Nor was it an abuse of discretion for the district court to conclude that Nall's and Littleton's claims were not compulsory counterclaims to the action instituted by Piper in Texas. The district court determined that the actions of Nall and Littleton against Piper based on the promissory note were "sufficiently separate and distinct" from the transaction involving the Stock Purchase Agreement and that the claims of Nall and Littleton "would not in any event be a compulsory counterclaim to the action instituted by [Piper] in the Texas case even if the Texas Court were determined to have jurisdiction over [Nall and Littleton] in that case." Joint appendix at 132-133 and 319-320.
This conclusion was reasonable and supportable under the facts of the case. The district court's ruling was not based on either an erroneous view of the law or on a clearly erroneous assessment of the evidence, and consequently falls well short of the "abuse of discretion" threshold required for this Court to reverse. See Cooter & Gell v. Hartmarx Corp., 58 U.S.L.W. 4763 (1990).
Accordingly, for all the foregoing reasons, we affirm the two orders of the district court.

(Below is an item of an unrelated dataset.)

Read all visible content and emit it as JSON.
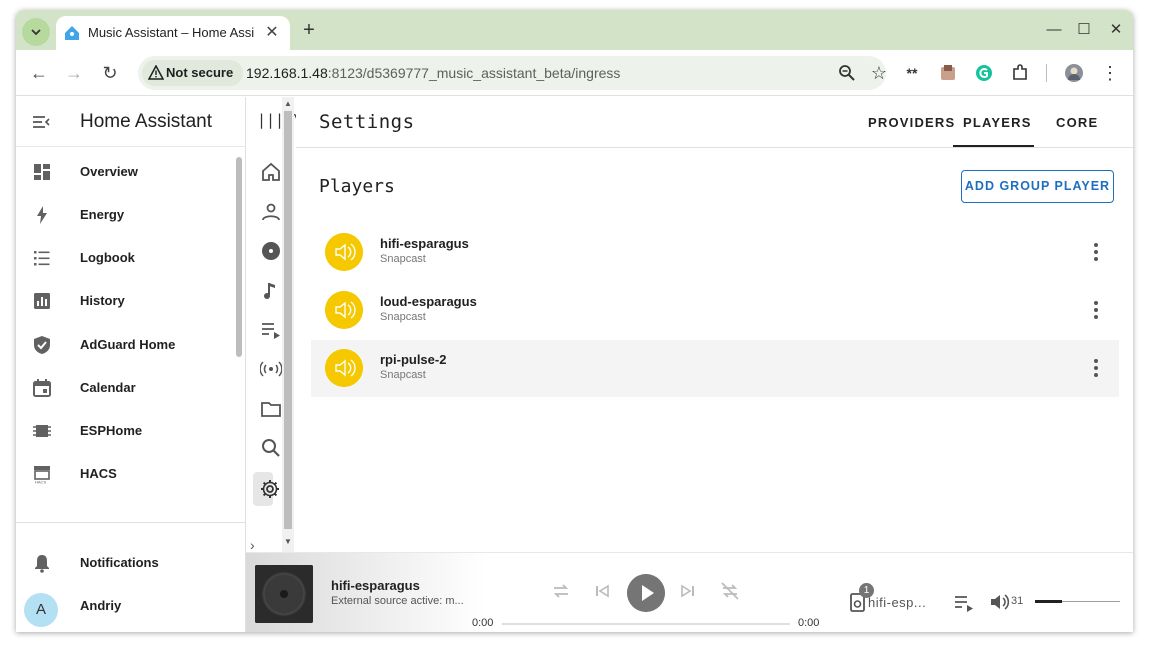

The two orders were issued in two separate cases, Nall v. Piper, Case No. 6-90-0215-3, and Littleton v. Piper, 6-90-0216-3, both of which were decided by United States District Judge G. Ross Anderson, Jr., of the United States District Court for the District of South Carolina, Greenville Division, on August 10, 1990. These cases have been consolidated for purposes of appeal pursuant to Local Rule 28(a)
It appears from the parties' representations that the Texas case was assigned to a judge who shortly thereafter assumed disability status. That status seems to be unchanged at present, and therefore the timetable for the future disposition of the case is uncertain at this time